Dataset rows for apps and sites

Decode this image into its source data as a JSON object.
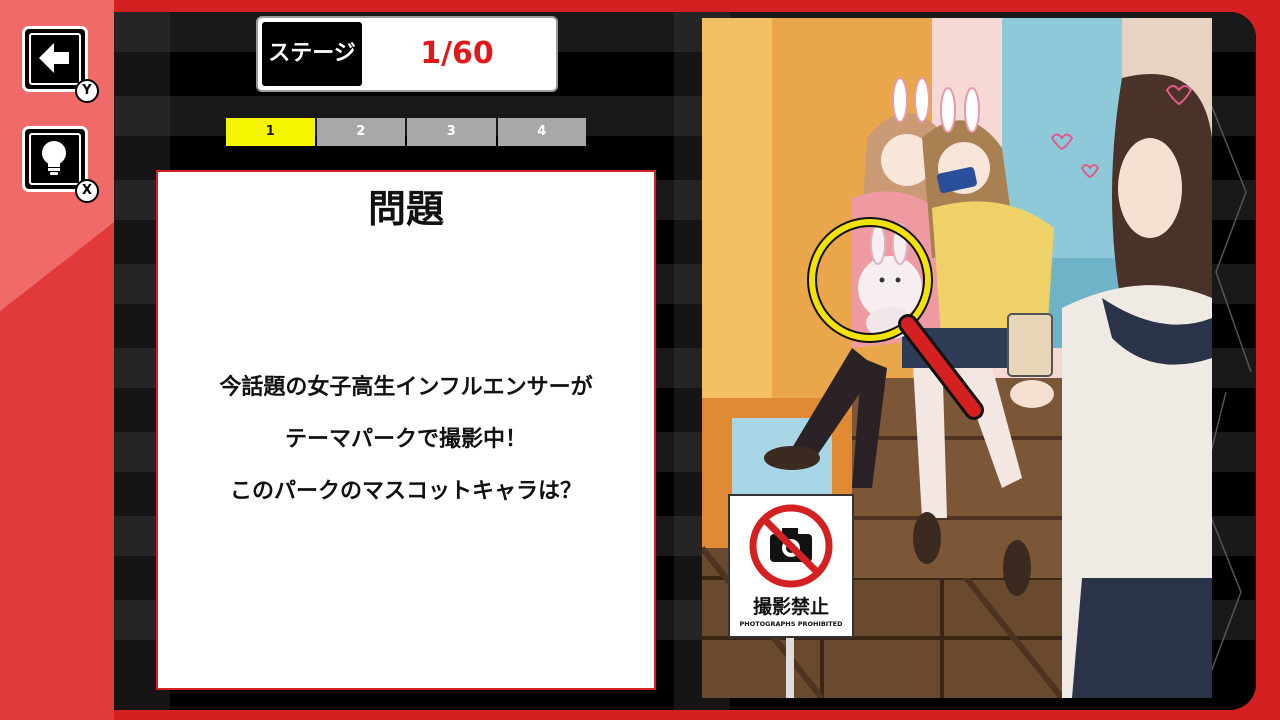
{
  "controls": {
    "back": {
      "icon": "arrow-left-icon",
      "key": "Y"
    },
    "hint": {
      "icon": "lightbulb-icon",
      "key": "X"
    }
  },
  "stage": {
    "label": "ステージ",
    "count": "1/60"
  },
  "tabs": [
    {
      "label": "1",
      "active": true
    },
    {
      "label": "2",
      "active": false
    },
    {
      "label": "3",
      "active": false
    },
    {
      "label": "4",
      "active": false
    }
  ],
  "question": {
    "title": "問題",
    "lines": [
      "今話題の女子高生インフルエンサーが",
      "テーマパークで撮影中！",
      "このパークのマスコットキャラは？"
    ]
  },
  "scene": {
    "sign": {
      "title": "撮影禁止",
      "subtitle": "PHOTOGRAPHS PROHIBITED"
    }
  },
  "colors": {
    "accent_red": "#d42020",
    "tab_active": "#f5f500",
    "tab_inactive": "#a8a8a8",
    "magnifier": "#f2e20a"
  }
}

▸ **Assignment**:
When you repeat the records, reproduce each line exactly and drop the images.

▸ **Answer to this task**:
Decode this image into its source data as a JSON object.
{
  "controls": {
    "back": {
      "icon": "arrow-left-icon",
      "key": "Y"
    },
    "hint": {
      "icon": "lightbulb-icon",
      "key": "X"
    }
  },
  "stage": {
    "label": "ステージ",
    "count": "1/60"
  },
  "tabs": [
    {
      "label": "1",
      "active": true
    },
    {
      "label": "2",
      "active": false
    },
    {
      "label": "3",
      "active": false
    },
    {
      "label": "4",
      "active": false
    }
  ],
  "question": {
    "title": "問題",
    "lines": [
      "今話題の女子高生インフルエンサーが",
      "テーマパークで撮影中！",
      "このパークのマスコットキャラは？"
    ]
  },
  "scene": {
    "sign": {
      "title": "撮影禁止",
      "subtitle": "PHOTOGRAPHS PROHIBITED"
    }
  },
  "colors": {
    "accent_red": "#d42020",
    "tab_active": "#f5f500",
    "tab_inactive": "#a8a8a8",
    "magnifier": "#f2e20a"
  }
}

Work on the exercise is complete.